_DATA TO EXAMINE_:
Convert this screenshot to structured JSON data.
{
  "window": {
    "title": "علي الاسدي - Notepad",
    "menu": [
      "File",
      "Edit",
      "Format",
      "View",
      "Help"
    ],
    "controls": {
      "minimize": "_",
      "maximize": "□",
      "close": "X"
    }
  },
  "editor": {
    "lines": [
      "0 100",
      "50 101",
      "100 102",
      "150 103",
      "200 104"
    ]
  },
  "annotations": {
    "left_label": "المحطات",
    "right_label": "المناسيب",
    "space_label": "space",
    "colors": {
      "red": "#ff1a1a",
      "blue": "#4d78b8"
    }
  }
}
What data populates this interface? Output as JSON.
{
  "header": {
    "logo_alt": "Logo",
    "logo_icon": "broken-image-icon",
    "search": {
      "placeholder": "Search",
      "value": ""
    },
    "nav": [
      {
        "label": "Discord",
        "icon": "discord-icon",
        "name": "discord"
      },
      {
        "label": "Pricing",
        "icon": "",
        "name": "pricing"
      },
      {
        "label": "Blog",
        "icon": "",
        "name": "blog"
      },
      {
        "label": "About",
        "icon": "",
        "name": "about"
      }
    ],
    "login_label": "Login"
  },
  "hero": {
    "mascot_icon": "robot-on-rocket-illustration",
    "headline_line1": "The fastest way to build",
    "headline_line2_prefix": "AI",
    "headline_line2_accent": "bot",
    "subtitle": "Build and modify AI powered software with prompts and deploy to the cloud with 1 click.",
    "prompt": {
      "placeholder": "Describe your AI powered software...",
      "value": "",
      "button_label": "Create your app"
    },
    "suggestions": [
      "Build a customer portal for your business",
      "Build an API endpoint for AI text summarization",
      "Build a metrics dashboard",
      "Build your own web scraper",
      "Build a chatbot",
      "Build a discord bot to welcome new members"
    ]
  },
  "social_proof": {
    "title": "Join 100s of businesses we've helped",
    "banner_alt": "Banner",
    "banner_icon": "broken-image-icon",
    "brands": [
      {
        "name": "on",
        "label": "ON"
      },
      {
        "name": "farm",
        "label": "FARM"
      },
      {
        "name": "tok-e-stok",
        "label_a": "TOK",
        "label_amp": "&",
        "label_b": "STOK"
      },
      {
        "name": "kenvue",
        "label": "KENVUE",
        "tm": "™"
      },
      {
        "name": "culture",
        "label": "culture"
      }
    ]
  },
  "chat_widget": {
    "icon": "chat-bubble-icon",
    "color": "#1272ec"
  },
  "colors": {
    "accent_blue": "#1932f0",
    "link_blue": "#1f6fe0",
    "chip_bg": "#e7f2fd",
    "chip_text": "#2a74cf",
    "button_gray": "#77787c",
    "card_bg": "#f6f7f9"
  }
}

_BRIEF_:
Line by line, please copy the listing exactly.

_TASK SOLUTION_:
Convert this screenshot to structured JSON data.
{
  "window": {
    "title": "علي الاسدي - Notepad",
    "menu": [
      "File",
      "Edit",
      "Format",
      "View",
      "Help"
    ],
    "controls": {
      "minimize": "_",
      "maximize": "□",
      "close": "X"
    }
  },
  "editor": {
    "lines": [
      "0 100",
      "50 101",
      "100 102",
      "150 103",
      "200 104"
    ]
  },
  "annotations": {
    "left_label": "المحطات",
    "right_label": "المناسيب",
    "space_label": "space",
    "colors": {
      "red": "#ff1a1a",
      "blue": "#4d78b8"
    }
  }
}
What data populates this interface? Output as JSON.
{
  "header": {
    "logo_alt": "Logo",
    "logo_icon": "broken-image-icon",
    "search": {
      "placeholder": "Search",
      "value": ""
    },
    "nav": [
      {
        "label": "Discord",
        "icon": "discord-icon",
        "name": "discord"
      },
      {
        "label": "Pricing",
        "icon": "",
        "name": "pricing"
      },
      {
        "label": "Blog",
        "icon": "",
        "name": "blog"
      },
      {
        "label": "About",
        "icon": "",
        "name": "about"
      }
    ],
    "login_label": "Login"
  },
  "hero": {
    "mascot_icon": "robot-on-rocket-illustration",
    "headline_line1": "The fastest way to build",
    "headline_line2_prefix": "AI",
    "headline_line2_accent": "bot",
    "subtitle": "Build and modify AI powered software with prompts and deploy to the cloud with 1 click.",
    "prompt": {
      "placeholder": "Describe your AI powered software...",
      "value": "",
      "button_label": "Create your app"
    },
    "suggestions": [
      "Build a customer portal for your business",
      "Build an API endpoint for AI text summarization",
      "Build a metrics dashboard",
      "Build your own web scraper",
      "Build a chatbot",
      "Build a discord bot to welcome new members"
    ]
  },
  "social_proof": {
    "title": "Join 100s of businesses we've helped",
    "banner_alt": "Banner",
    "banner_icon": "broken-image-icon",
    "brands": [
      {
        "name": "on",
        "label": "ON"
      },
      {
        "name": "farm",
        "label": "FARM"
      },
      {
        "name": "tok-e-stok",
        "label_a": "TOK",
        "label_amp": "&",
        "label_b": "STOK"
      },
      {
        "name": "kenvue",
        "label": "KENVUE",
        "tm": "™"
      },
      {
        "name": "culture",
        "label": "culture"
      }
    ]
  },
  "chat_widget": {
    "icon": "chat-bubble-icon",
    "color": "#1272ec"
  },
  "colors": {
    "accent_blue": "#1932f0",
    "link_blue": "#1f6fe0",
    "chip_bg": "#e7f2fd",
    "chip_text": "#2a74cf",
    "button_gray": "#77787c",
    "card_bg": "#f6f7f9"
  }
}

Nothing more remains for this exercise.